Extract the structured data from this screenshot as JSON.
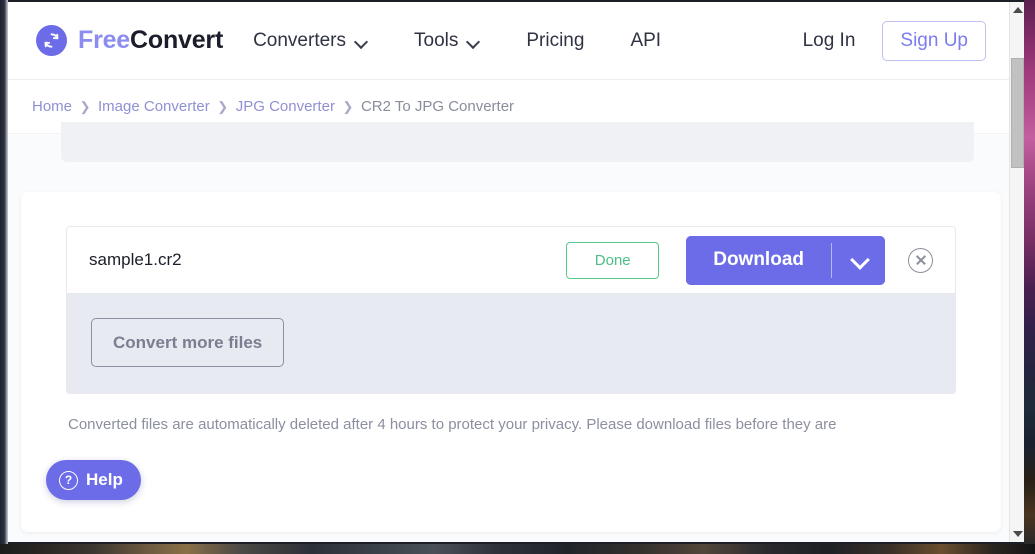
{
  "brand": {
    "icon": "refresh-circle-icon",
    "text_light": "Free",
    "text_bold": "Convert",
    "accent_color": "#6c6ce8"
  },
  "header": {
    "nav": [
      {
        "label": "Converters",
        "has_dropdown": true
      },
      {
        "label": "Tools",
        "has_dropdown": true
      },
      {
        "label": "Pricing",
        "has_dropdown": false
      },
      {
        "label": "API",
        "has_dropdown": false
      }
    ],
    "login_label": "Log In",
    "signup_label": "Sign Up",
    "signup_color": "#7b7cf0"
  },
  "breadcrumb": {
    "separator": "❯",
    "items": [
      {
        "label": "Home",
        "current": false
      },
      {
        "label": "Image Converter",
        "current": false
      },
      {
        "label": "JPG Converter",
        "current": false
      },
      {
        "label": "CR2 To JPG Converter",
        "current": true
      }
    ]
  },
  "conversion": {
    "file_name": "sample1.cr2",
    "status_label": "Done",
    "status_color": "#4cbf84",
    "download_label": "Download",
    "download_caret_icon": "chevron-down-icon",
    "remove_icon": "close-circle-icon",
    "convert_more_label": "Convert more files",
    "privacy_note": "Converted files are automatically deleted after 4 hours to protect your privacy. Please download files before they are"
  },
  "help": {
    "icon": "question-circle-icon",
    "label": "Help"
  },
  "scrollbar": {
    "up_icon": "scroll-up-arrow-icon",
    "down_icon": "scroll-down-arrow-icon"
  }
}
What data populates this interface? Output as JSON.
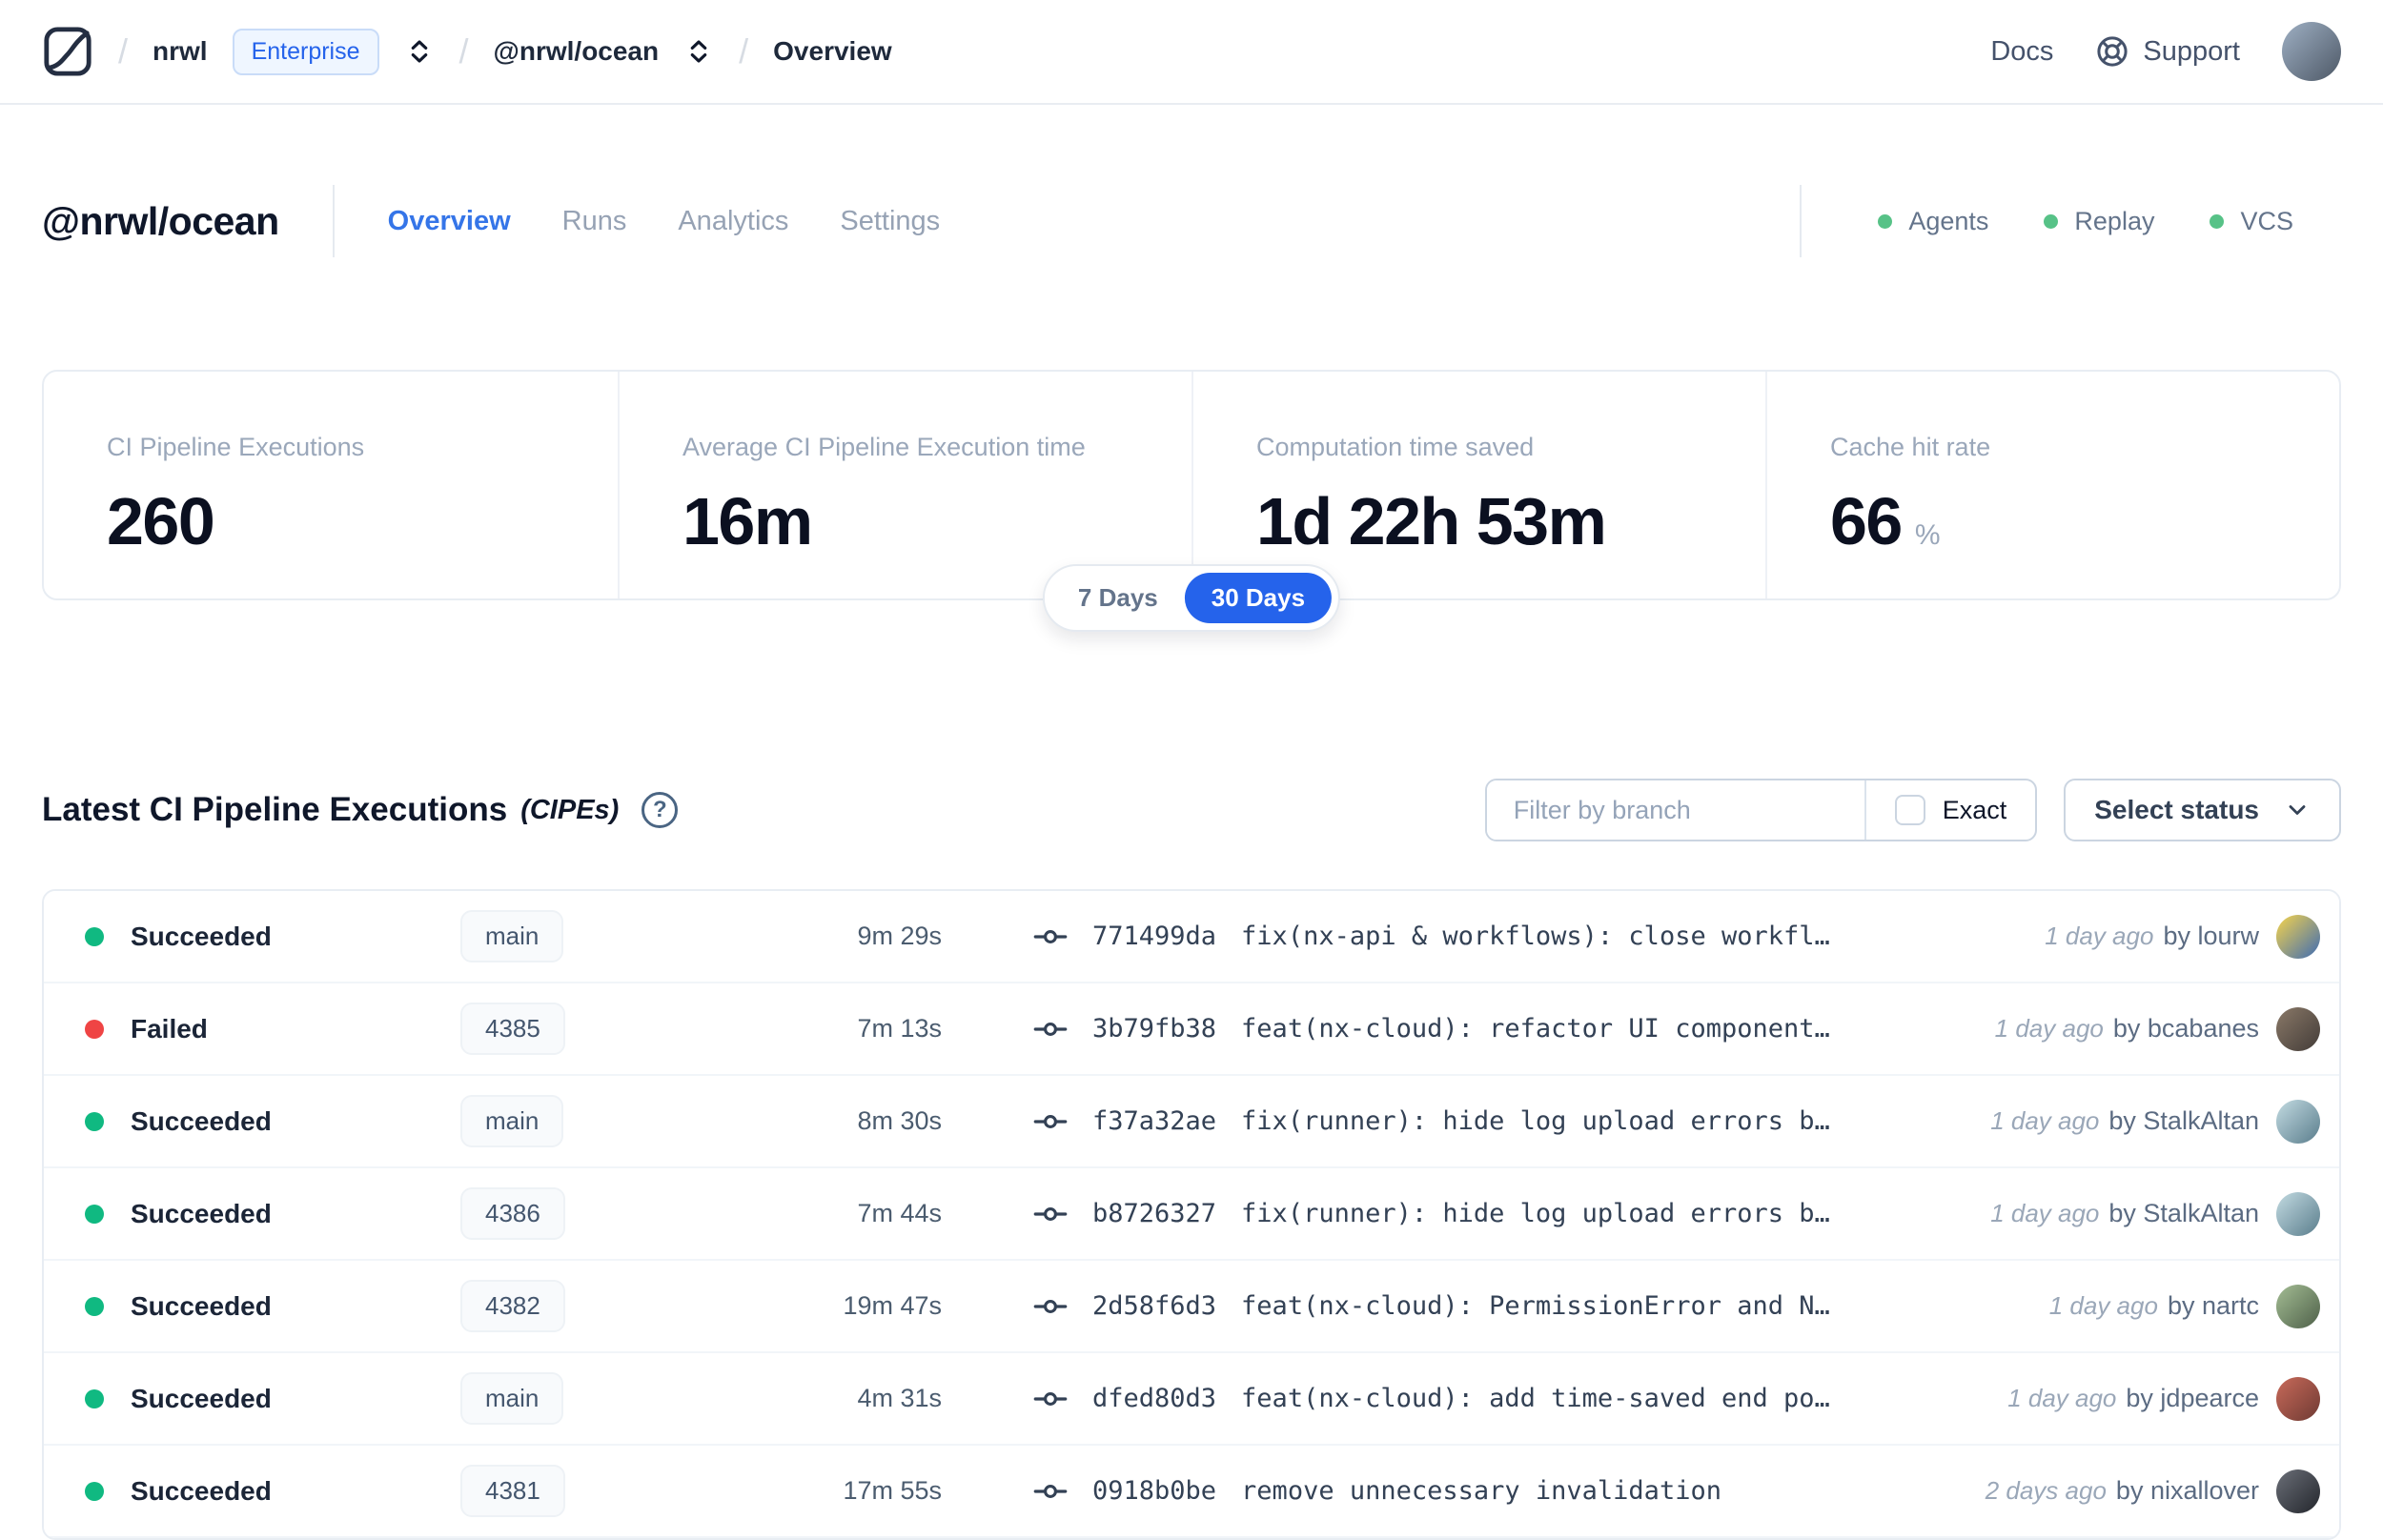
{
  "navbar": {
    "breadcrumb": {
      "org": "nrwl",
      "org_badge": "Enterprise",
      "workspace": "@nrwl/ocean",
      "page": "Overview"
    },
    "links": {
      "docs": "Docs",
      "support": "Support"
    }
  },
  "workspace_header": {
    "title": "@nrwl/ocean",
    "tabs": [
      {
        "label": "Overview",
        "active": true
      },
      {
        "label": "Runs",
        "active": false
      },
      {
        "label": "Analytics",
        "active": false
      },
      {
        "label": "Settings",
        "active": false
      }
    ],
    "integrations": [
      {
        "label": "Agents",
        "status_color": "#57c287"
      },
      {
        "label": "Replay",
        "status_color": "#57c287"
      },
      {
        "label": "VCS",
        "status_color": "#57c287"
      }
    ]
  },
  "stats": {
    "cards": [
      {
        "label": "CI Pipeline Executions",
        "value": "260",
        "suffix": ""
      },
      {
        "label": "Average CI Pipeline Execution time",
        "value": "16m",
        "suffix": ""
      },
      {
        "label": "Computation time saved",
        "value": "1d 22h 53m",
        "suffix": ""
      },
      {
        "label": "Cache hit rate",
        "value": "66",
        "suffix": "%"
      }
    ],
    "range_toggle": {
      "options": [
        "7 Days",
        "30 Days"
      ],
      "selected": "30 Days",
      "accent_color": "#2563eb"
    }
  },
  "cipes": {
    "title": "Latest CI Pipeline Executions",
    "title_qualifier": "(CIPEs)",
    "filter": {
      "placeholder": "Filter by branch",
      "exact_label": "Exact",
      "exact_checked": false
    },
    "status_dropdown_label": "Select status",
    "rows": [
      {
        "status": "Succeeded",
        "status_color": "#10b981",
        "branch": "main",
        "duration": "9m 29s",
        "commit_hash": "771499da",
        "commit_message": "fix(nx-api & workflows): close workfl…",
        "time_ago": "1 day ago",
        "author": "by lourw",
        "avatar_colors": [
          "#f7d44c",
          "#3d6bb3"
        ]
      },
      {
        "status": "Failed",
        "status_color": "#ef4444",
        "branch": "4385",
        "duration": "7m 13s",
        "commit_hash": "3b79fb38",
        "commit_message": "feat(nx-cloud): refactor UI component…",
        "time_ago": "1 day ago",
        "author": "by bcabanes",
        "avatar_colors": [
          "#8a7968",
          "#433c38"
        ]
      },
      {
        "status": "Succeeded",
        "status_color": "#10b981",
        "branch": "main",
        "duration": "8m 30s",
        "commit_hash": "f37a32ae",
        "commit_message": "fix(runner): hide log upload errors b…",
        "time_ago": "1 day ago",
        "author": "by StalkAltan",
        "avatar_colors": [
          "#c3dbe2",
          "#5a7d8c"
        ]
      },
      {
        "status": "Succeeded",
        "status_color": "#10b981",
        "branch": "4386",
        "duration": "7m 44s",
        "commit_hash": "b8726327",
        "commit_message": "fix(runner): hide log upload errors b…",
        "time_ago": "1 day ago",
        "author": "by StalkAltan",
        "avatar_colors": [
          "#c3dbe2",
          "#5a7d8c"
        ]
      },
      {
        "status": "Succeeded",
        "status_color": "#10b981",
        "branch": "4382",
        "duration": "19m 47s",
        "commit_hash": "2d58f6d3",
        "commit_message": "feat(nx-cloud): PermissionError and N…",
        "time_ago": "1 day ago",
        "author": "by nartc",
        "avatar_colors": [
          "#a4bd94",
          "#4e6049"
        ]
      },
      {
        "status": "Succeeded",
        "status_color": "#10b981",
        "branch": "main",
        "duration": "4m 31s",
        "commit_hash": "dfed80d3",
        "commit_message": "feat(nx-cloud): add time-saved end po…",
        "time_ago": "1 day ago",
        "author": "by jdpearce",
        "avatar_colors": [
          "#c96a5a",
          "#6e3a33"
        ]
      },
      {
        "status": "Succeeded",
        "status_color": "#10b981",
        "branch": "4381",
        "duration": "17m 55s",
        "commit_hash": "0918b0be",
        "commit_message": "remove unnecessary invalidation",
        "time_ago": "2 days ago",
        "author": "by nixallover",
        "avatar_colors": [
          "#6b6f78",
          "#23262c"
        ]
      }
    ]
  },
  "user": {
    "avatar_colors": [
      "#9fb0c4",
      "#4d5866"
    ]
  }
}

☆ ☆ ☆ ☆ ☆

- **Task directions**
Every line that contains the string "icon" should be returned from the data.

- **Output below**
    "icon": "refresh-circle-icon",
    "download_caret_icon": "chevron-down-icon",
    "remove_icon": "close-circle-icon",
    "icon": "question-circle-icon",
    "up_icon": "scroll-up-arrow-icon",
    "down_icon": "scroll-down-arrow-icon"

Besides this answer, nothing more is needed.